None of the complimentarians I know have husbands that say , "Ok, woman do this or do that!" In fact this movement is often more upheld by the women then by the men in these communities. That being said, I think it could be a dangerous doctrine for the kids of these women as they perhaps do not have the backbone their Mom's had and then had to soften with this doctrine. I have also seen a few cases where women were slow to leave an abusive situation due to the submission doctrine. The negative side to this trend will most likely grow and then another knee jerk reaction in the opposite direction will likely arise. I think that a good marriage full of maturity and respect and common sense does not need a hierarchical chain of authority to exist peacefully but I can see how it has brought order and peace to some contentious situations. Oh my lord, I have really rambled on. Thanks for this topic. It was fun to try and verbalize this. I wish we could discuss it over coffee as this is one of those endless topics!!!!!!!

Bye for now


Sandra said...

Thank you so much for this response Ashley. It gives me an understanding of what I have been randomly finding on many blogs. As I said, this was not a topic off your list, but rather the seemingly endless blogs by thirty-somethings that I have randomly come across.

Since most people can understand that there is a balance in life ( I think), I guess the young women who have reacted this way to the stress they have felt have some deeper issues. Some people choose drugs, alcohol, gambling, etc., and others choose something like this.

I would think the risk lies in the children.

Thanks again, you brought clarity to something that has had me confused. Until recently I had no idea of the 'movement' and I was surprised.
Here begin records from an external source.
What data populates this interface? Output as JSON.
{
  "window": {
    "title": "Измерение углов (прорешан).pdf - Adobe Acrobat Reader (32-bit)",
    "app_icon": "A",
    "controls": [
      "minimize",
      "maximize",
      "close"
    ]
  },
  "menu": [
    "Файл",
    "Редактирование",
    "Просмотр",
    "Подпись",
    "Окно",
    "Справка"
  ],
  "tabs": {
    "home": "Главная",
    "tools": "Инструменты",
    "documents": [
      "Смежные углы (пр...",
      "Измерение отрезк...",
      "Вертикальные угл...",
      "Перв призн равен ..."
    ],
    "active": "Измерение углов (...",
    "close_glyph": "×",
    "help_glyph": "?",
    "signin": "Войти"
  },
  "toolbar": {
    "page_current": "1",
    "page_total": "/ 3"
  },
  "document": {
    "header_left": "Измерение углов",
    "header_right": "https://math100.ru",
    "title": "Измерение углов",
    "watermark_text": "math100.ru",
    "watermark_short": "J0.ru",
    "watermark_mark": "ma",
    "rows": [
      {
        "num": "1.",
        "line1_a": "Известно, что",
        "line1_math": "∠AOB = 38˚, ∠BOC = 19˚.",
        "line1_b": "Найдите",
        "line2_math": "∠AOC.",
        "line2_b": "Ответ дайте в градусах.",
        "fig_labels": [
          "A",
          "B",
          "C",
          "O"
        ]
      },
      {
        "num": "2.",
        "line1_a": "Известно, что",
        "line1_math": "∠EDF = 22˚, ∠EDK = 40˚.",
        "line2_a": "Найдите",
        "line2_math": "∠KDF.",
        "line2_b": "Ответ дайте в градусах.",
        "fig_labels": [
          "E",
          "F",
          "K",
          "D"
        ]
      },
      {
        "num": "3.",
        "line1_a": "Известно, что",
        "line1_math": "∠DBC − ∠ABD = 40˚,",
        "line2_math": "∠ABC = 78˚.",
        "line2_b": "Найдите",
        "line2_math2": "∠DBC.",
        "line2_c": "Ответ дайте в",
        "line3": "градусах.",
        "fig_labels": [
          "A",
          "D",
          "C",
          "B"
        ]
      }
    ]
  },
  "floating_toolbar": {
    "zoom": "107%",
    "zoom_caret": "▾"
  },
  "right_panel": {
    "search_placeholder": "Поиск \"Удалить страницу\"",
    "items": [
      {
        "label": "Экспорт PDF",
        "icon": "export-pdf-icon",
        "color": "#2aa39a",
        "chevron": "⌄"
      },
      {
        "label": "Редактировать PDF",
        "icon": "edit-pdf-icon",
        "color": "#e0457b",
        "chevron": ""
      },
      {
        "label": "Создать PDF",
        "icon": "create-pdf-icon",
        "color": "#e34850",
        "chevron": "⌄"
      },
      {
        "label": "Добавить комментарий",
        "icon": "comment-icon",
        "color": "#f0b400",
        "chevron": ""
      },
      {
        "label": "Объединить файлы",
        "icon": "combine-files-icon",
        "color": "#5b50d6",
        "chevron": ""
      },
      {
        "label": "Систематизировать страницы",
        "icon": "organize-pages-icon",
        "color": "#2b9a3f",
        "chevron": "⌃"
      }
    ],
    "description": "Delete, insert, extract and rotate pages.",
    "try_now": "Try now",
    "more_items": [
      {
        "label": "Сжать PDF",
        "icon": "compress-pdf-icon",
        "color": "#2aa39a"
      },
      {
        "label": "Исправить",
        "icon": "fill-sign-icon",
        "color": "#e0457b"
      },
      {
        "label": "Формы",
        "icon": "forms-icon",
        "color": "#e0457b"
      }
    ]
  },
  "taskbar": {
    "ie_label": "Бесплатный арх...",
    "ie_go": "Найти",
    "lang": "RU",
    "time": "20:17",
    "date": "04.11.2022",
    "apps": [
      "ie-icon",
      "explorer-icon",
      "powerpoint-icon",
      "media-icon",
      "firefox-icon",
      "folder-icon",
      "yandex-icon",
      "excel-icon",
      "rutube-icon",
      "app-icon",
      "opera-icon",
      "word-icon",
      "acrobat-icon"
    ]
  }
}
I know this is not unusual in individual relationships, but this seems to be a movement. Frankly, the way they write and carry on about the correctness of their ways, it really seems like a cult.